India-China armies to resume joint military exercises
Beijing: Ending their hiatus in defence cooperation, India and China on Monday agreed to resume their joint military exercises and expand their exchanges to include Armies, Navies and Air Forces of the two countries.
This was decided at the fifth Annual Defence Dialogue (ADD) held here today when an Indian tri services delegation headed by Defence Secretary Shashi Kant Sharma held talks with Chinese delegation headed by Deputy Chairman of the People's Liberation Army (PLA) Lt Gen Qi Jianguo.
Significant aspect of the two-day talks was that the decision by the forces to resume joint military exchanges which were stalled in 2009 after two rounds of anti-terrorism drills due to differences over visa issues.
The two sides agreed upon a plan of bilateral military exchanges for 2013, including their next joint military exercise, a press release issued by the Indian Embassy here after the talks said.
Both militaries discussed bilateral, regional and international issues of common interest including their assessments of the security situation in the Asia-Pacific region and in the India-China border areas, it said.
Also, the two sides agreed to expand bilateral exchanges covering the Armies, Navies and Air Forces of the two countries.

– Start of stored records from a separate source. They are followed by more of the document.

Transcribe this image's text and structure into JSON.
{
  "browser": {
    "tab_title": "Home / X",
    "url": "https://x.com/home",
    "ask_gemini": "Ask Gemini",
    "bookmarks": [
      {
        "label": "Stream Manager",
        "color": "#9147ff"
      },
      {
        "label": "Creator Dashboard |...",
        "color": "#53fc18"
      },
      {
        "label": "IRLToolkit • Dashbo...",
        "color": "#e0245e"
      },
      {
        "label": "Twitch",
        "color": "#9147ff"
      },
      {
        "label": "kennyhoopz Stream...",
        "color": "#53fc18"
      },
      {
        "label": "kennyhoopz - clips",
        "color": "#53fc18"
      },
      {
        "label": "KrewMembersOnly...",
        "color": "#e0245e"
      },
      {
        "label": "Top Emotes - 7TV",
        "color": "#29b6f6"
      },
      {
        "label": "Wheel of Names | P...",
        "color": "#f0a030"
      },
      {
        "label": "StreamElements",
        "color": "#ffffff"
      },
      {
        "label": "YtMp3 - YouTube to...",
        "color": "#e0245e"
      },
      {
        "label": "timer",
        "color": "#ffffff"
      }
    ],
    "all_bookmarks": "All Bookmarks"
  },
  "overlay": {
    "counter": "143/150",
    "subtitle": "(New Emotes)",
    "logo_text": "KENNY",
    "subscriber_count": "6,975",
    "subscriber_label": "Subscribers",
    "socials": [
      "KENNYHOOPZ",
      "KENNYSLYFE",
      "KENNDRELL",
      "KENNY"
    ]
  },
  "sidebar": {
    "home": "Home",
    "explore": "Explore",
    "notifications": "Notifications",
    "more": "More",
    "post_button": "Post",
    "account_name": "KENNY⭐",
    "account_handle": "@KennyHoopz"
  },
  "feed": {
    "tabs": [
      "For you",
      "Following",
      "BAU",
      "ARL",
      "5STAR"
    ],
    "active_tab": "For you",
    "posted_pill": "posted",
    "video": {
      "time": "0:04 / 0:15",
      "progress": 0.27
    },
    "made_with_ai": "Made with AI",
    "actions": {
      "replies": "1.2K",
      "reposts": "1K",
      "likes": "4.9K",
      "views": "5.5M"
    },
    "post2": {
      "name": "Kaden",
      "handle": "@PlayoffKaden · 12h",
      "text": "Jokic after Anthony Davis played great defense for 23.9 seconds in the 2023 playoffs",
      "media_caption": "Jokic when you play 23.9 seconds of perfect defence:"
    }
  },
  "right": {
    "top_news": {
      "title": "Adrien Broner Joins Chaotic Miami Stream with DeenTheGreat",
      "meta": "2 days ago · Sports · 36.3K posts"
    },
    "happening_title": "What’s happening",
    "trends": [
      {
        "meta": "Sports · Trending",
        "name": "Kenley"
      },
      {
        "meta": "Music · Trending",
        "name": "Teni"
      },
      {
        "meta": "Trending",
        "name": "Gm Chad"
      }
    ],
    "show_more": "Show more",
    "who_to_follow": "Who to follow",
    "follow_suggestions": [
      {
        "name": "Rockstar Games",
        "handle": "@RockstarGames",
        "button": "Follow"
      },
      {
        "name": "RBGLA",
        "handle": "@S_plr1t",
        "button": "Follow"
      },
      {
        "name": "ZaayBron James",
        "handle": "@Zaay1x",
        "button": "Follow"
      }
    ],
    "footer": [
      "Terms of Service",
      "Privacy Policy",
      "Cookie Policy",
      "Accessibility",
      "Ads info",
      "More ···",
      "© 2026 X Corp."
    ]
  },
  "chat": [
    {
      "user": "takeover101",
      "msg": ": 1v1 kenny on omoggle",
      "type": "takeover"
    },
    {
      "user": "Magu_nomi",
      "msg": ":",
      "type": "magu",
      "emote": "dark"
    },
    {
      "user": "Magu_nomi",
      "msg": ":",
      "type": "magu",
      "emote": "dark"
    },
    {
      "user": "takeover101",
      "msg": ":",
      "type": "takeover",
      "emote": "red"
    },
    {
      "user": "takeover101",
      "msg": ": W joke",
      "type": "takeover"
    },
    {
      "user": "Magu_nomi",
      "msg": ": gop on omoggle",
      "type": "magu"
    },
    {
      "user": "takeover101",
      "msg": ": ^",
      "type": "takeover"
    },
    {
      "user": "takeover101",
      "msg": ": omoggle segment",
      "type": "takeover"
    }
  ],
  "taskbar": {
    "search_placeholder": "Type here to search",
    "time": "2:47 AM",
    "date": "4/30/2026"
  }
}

It would facilitate separate talks between the three wings.
"They agreed to advance mutual strategic trust and enhance mutually beneficial practical cooperation," the release said.
Both sides reviewed ongoing measures to ensure peace and tranquility on the Line of Actual Control (LAC) "since this is a strategic understanding between the two governments", it said, adding that talks were in a friendly and cooperative atmosphere and a forward-looking manner.
This is the first ADD meeting being held after the once-in-a-decade leadership change in China. Xi Jinping, who was elected as the General Secretary of the ruling Communist Party of China (CPC) has taken over as the new military Chief and the Chinese military command has also undergone a number of changes.
In the talks, China on its part evinced keen interest to deepen defence ties with India.
Addressing the meeting Xu Qiliang, vice chairman of China's Central Military Commission, called for enhancement of mutual trust between the two countries and said that consultations between the two sides should focus on commonalities which are more than the differences.
He further said that good relations between India and China are important for both countries as well as for world peace and security.
China and India, being the biggest developing countries in the world, are important neighbours for each other, he said.
"China attaches great importance in developing military ties with India and hopes to increase mutual strategic trust, enhance friendly communication and deepen pragmatic cooperation in order to promote the strategic partnership for peace and prosperity and make a positive contribution to world and regional peace and stability," state-run Xinhua news agency quoted him as saying.
He noted that the two countries have extensive common interests and developing friendly and mutually beneficial cooperation is in line with the common aspiration of the two peoples as well as global development.
He said that he believes that the two countries have enough wisdom and ability to handle their relationship and are able to pave a healthy and stable development path for it.
Sharma said India attaches great importance to developing its relationship with China and he is confident in the future progress of military relations between the two countries, the Xinhua report said.
Two two militaries held anti-terrorism exercises aimed improving the relations between the two militaries were held at Kunming (China) in 2007 and Belgaum in 2008 and later stopped after China began issuing stapled visas, (on a separate paper) to residents of Jammu and Kashmir since 2009.
Under this policy China declined visa to Lt-General BS Jaswal on the ground that he was commanding forces in the "disputed and sensitive" region of Jammu and Kashmir, which lead to India halting its military ties with China.
Beijing subsequently rolled back the policy paving the way for resumption of ties.
Defence Minister AK Antony is also expected to visit China later this year after the newly elected Communist Party of China (CPC) General Secretary is due to take over the administration after March after the retirement of President Hu Jintao.
While the talks to resolve the border dispute was being conducted by Special Representatives, National Security Advisor Shivshankar Menon and Chinese top diplomat Dai Bingguo, the two countries established consultation and coordination mechanism to deal with borders incidents arising out of the patrolling of the disputed areas.
India and China over the years have developed a multi-layered dialogue mechanism to improve relations on all fronts.
While the defence dialogue between the leaderships of the forces emerged as a key forum for direct dialogue between them, a host of issues are being addressed by the special Representatives.
Menon and Dai met in New Delhi last week on the sidelines of the BRICS Security officials meet and discussed bilateral issues.